INFORMATION SUPPLIED >>
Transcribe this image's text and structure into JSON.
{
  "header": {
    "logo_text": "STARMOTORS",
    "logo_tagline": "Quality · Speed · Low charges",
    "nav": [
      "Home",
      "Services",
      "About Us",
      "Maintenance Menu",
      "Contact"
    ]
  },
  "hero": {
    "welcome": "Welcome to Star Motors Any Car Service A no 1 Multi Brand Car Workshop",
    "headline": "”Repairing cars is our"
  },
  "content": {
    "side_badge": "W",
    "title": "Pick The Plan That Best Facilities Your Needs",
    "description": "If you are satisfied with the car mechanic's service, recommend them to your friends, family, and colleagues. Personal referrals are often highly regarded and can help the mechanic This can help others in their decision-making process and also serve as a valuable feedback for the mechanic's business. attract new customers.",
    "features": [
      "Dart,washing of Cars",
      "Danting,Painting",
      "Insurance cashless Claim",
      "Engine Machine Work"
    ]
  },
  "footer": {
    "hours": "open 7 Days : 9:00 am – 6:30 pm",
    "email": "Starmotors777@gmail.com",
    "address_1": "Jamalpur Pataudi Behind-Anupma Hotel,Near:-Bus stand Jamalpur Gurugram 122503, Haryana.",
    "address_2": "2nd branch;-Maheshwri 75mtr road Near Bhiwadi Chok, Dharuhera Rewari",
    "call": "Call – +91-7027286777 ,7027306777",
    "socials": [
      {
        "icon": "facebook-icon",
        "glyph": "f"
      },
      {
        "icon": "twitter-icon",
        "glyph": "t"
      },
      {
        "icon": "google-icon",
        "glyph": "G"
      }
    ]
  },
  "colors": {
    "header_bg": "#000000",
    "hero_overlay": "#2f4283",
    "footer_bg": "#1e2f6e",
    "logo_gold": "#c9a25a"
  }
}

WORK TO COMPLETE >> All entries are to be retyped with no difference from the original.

EXERCISE RESULT >>
Transcribe this image's text and structure into JSON.
{
  "header": {
    "logo_text": "STARMOTORS",
    "logo_tagline": "Quality · Speed · Low charges",
    "nav": [
      "Home",
      "Services",
      "About Us",
      "Maintenance Menu",
      "Contact"
    ]
  },
  "hero": {
    "welcome": "Welcome to Star Motors Any Car Service A no 1 Multi Brand Car Workshop",
    "headline": "”Repairing cars is our"
  },
  "content": {
    "side_badge": "W",
    "title": "Pick The Plan That Best Facilities Your Needs",
    "description": "If you are satisfied with the car mechanic's service, recommend them to your friends, family, and colleagues. Personal referrals are often highly regarded and can help the mechanic This can help others in their decision-making process and also serve as a valuable feedback for the mechanic's business. attract new customers.",
    "features": [
      "Dart,washing of Cars",
      "Danting,Painting",
      "Insurance cashless Claim",
      "Engine Machine Work"
    ]
  },
  "footer": {
    "hours": "open 7 Days : 9:00 am – 6:30 pm",
    "email": "Starmotors777@gmail.com",
    "address_1": "Jamalpur Pataudi Behind-Anupma Hotel,Near:-Bus stand Jamalpur Gurugram 122503, Haryana.",
    "address_2": "2nd branch;-Maheshwri 75mtr road Near Bhiwadi Chok, Dharuhera Rewari",
    "call": "Call – +91-7027286777 ,7027306777",
    "socials": [
      {
        "icon": "facebook-icon",
        "glyph": "f"
      },
      {
        "icon": "twitter-icon",
        "glyph": "t"
      },
      {
        "icon": "google-icon",
        "glyph": "G"
      }
    ]
  },
  "colors": {
    "header_bg": "#000000",
    "hero_overlay": "#2f4283",
    "footer_bg": "#1e2f6e",
    "logo_gold": "#c9a25a"
  }
}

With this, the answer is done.